‘I hate how she presses the toothpaste from the middle and not the bottom’
‘Oh and let’s not even talk about the fact that he doesn’t replace the cap back on after using the toothpaste’
And then what? I ask.
Often times I wonder why is it so difficult for most of us to show tolerance towards others. Like why is it so important to have things go ‘our way’, win an argument or a game? Why does everything have to be a competition? Why do we often have to have the last word? Why do we walk away from a verbal wrestle thinking: ‘oh damn, I did show him/her’! Or ‘good, I’ve really put her in her place this time!’ why do we need to engage in a verbal wrestle at all?
We often talk about Tolerance. But do we really know what it means? Tolerance according to the oxford dictionary, means having a disposition to be patient with or indulgent to the opinions or practice of others.
I believe a lot of us have that strong competitive streak about us, which may have well being part of our genetic make-up but is also strongly reinforced by the society we live in where WINNING IS EVERYTHING.
At what point do we get in tuned to the spirit of competition? Is it at a tender age? Thinking about it now, I would suspect so; especially for those of us who have other siblings. As soon as a sibling appears in our world, we most likely begin right there and then to compete for mother’s attention. We get put out when we realise-somewhere in our first year of life that she has other things to attend to apart from cuddling or feeding us. And so it continues. God help him or her who tries to play with our toys by the time we are 2. Claim Daddy’s knee that we believe has only OUR name on it at age 3; show off the pretty dress to Sandy whose dress is nowhere as gorgeous as MINE at age 4; tell Rob next door that ‘MY’ daddy is bigger than yours, so watch out! At age 5. And it goes on and on. If we don’t have people in our world who have an understanding of these dynamics or who are unable to help us balance our natural selfishness (which is a normal part of child’s growth process) with a level of empathy and sensitivity, the competitive spirit simply grows and grows within us.

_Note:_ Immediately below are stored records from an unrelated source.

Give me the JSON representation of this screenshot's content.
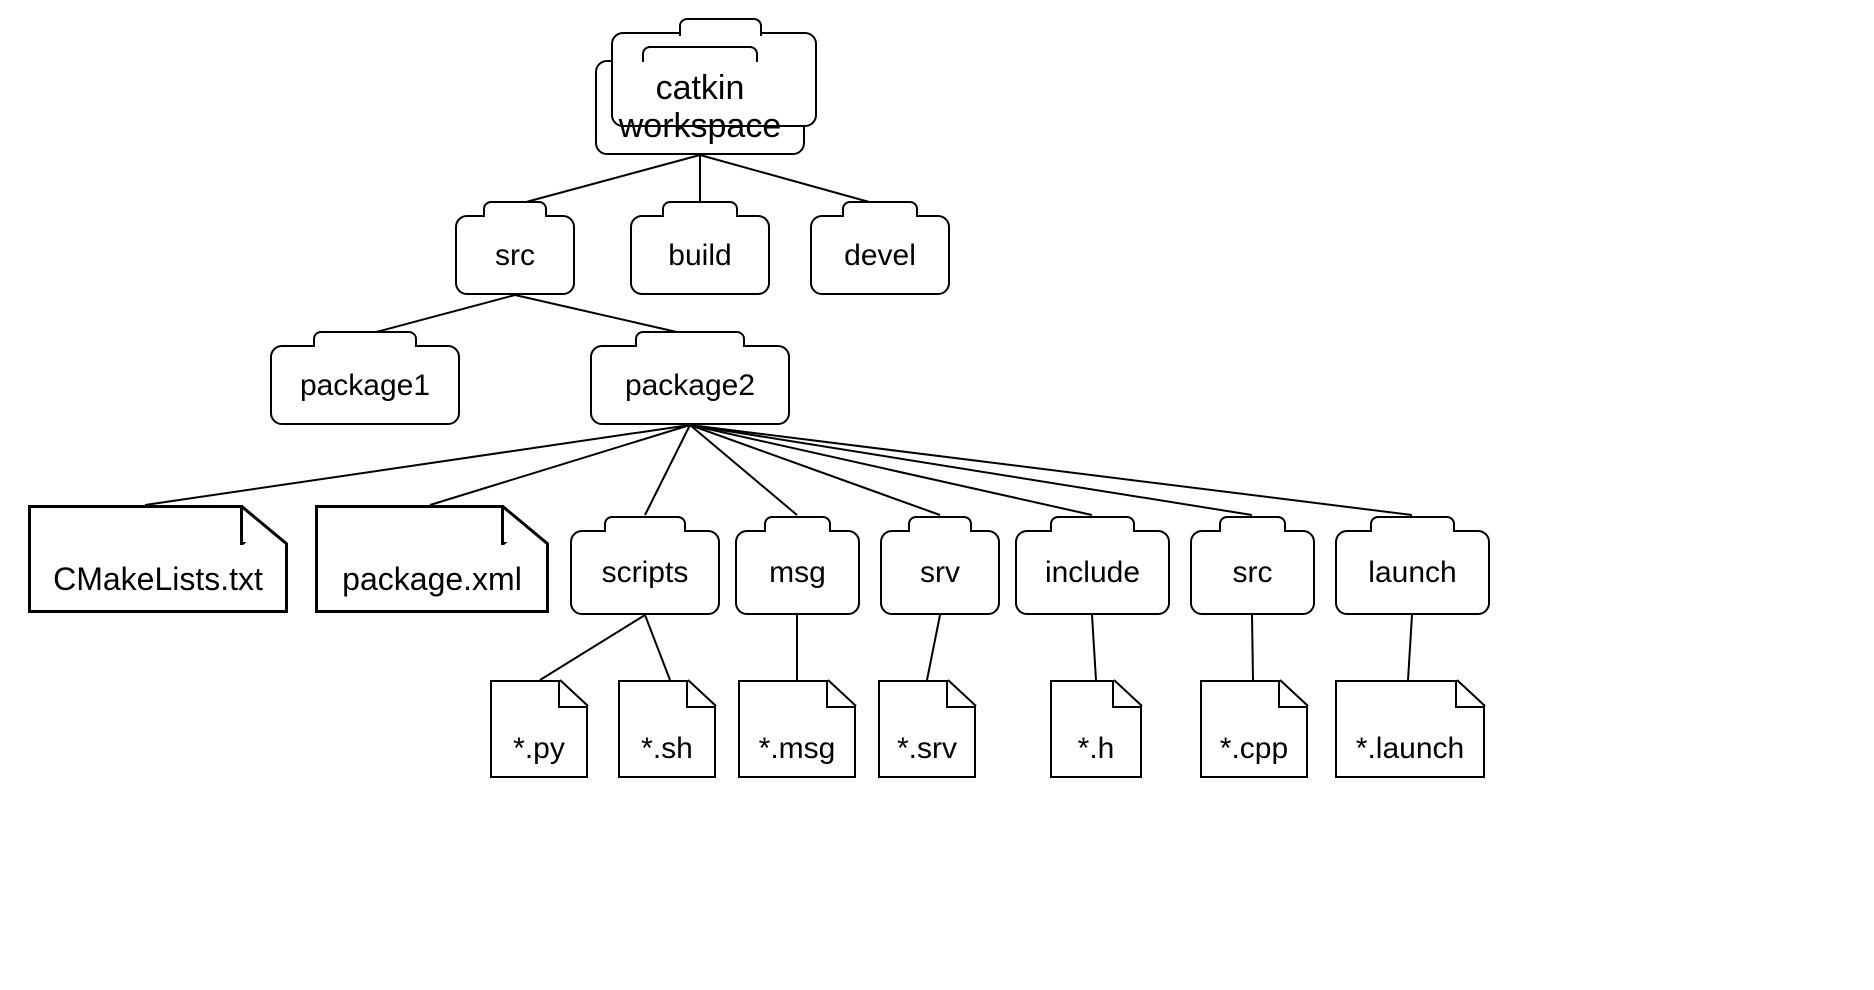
{
  "root": {
    "label": "catkin\nworkspace"
  },
  "level2": {
    "src": "src",
    "build": "build",
    "devel": "devel"
  },
  "level3": {
    "package1": "package1",
    "package2": "package2"
  },
  "level4_files": {
    "cmake": "CMakeLists.txt",
    "pkgxml": "package.xml"
  },
  "level4_folders": {
    "scripts": "scripts",
    "msg": "msg",
    "srv": "srv",
    "include": "include",
    "src": "src",
    "launch": "launch"
  },
  "level5_files": {
    "py": "*.py",
    "sh": "*.sh",
    "msg": "*.msg",
    "srv": "*.srv",
    "h": "*.h",
    "cpp": "*.cpp",
    "launch": "*.launch"
  }
}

School forces us into its own competitive mold. If we do well academically, are the prettiest girl or the sportiest boy you get a lot of positive reinforcement! If not, you simply fade into the background. If you are unable to keep up with the majority of kids, happen to have a wart on your nose or suffer the great misfortune of being covered with acne, you’ll most likely be the butt for cruel jokes. If you’ve been subjected to years of this type of treatment, by the time you reach adulthood you will have absorbed tens of thousands of demeaning messages, and chances are high that you have come to the following conclusion:
‘If I am not a winner I must be a loser’
‘If I don’t conform, I just don’t fit’
‘If I don’t perform to some external standard, I’m a failure’
So then giving all of that, is it any wonder that being tolerant of others is pretty difficult? Not really!
But as easy as it is to understand, it also needs to be noted that intolerance is incredibly tough on our relationships and can be an absolute deal-breaker.
Looking at the example I gave above: how important is it that the cap of the toothpaste is replaced or that the toothpaste be pressed from the bottom not the middle. Who dies if it’s not done the ‘right way’?
Why make such a big deal out of something so insignificant? It’s ANNOYING! Yes sure but so what? Everyone has their vices but is it worth fighting over NOTHING? I don’t think so.
Am I saying that you shouldn’t address those idiosyncrasies that drive your partner crazy? Not at all! I am only suggesting that you don’t get your knickers in a knot over some habit, personality quirks or other expression of your partner’s need to retain a part of themselves in the relationship because IT SIMPLY IS NOT WORTH THE FIGHT.
Think about it- what might happen if you show a bit of tolerance?
How would it be if you lost the occasional battle?
I would like to challenge you to ask yourself how you feel each time intolerance strikes. There could be a million reasons hiding in your past that may be responsible for why you feel intolerant. Be sure to explore all possibilities and do whatever you can to get rid of any destructive baggage that you carry with you from the past. On that note I would leave you with this:
· Every so often be sure to let others enjoy the pleasure of being right
· Pick your battles wisely
· Don’t major on things of minor importance
· Always give others the benefit of doubt
· Remember that people are imperfect
· Recognise that YOU ARE IMPERFECT TOO……. and realise that the world won’t come to an end if you get things wrong every so often!
Let’s Learn to Tolerant each other.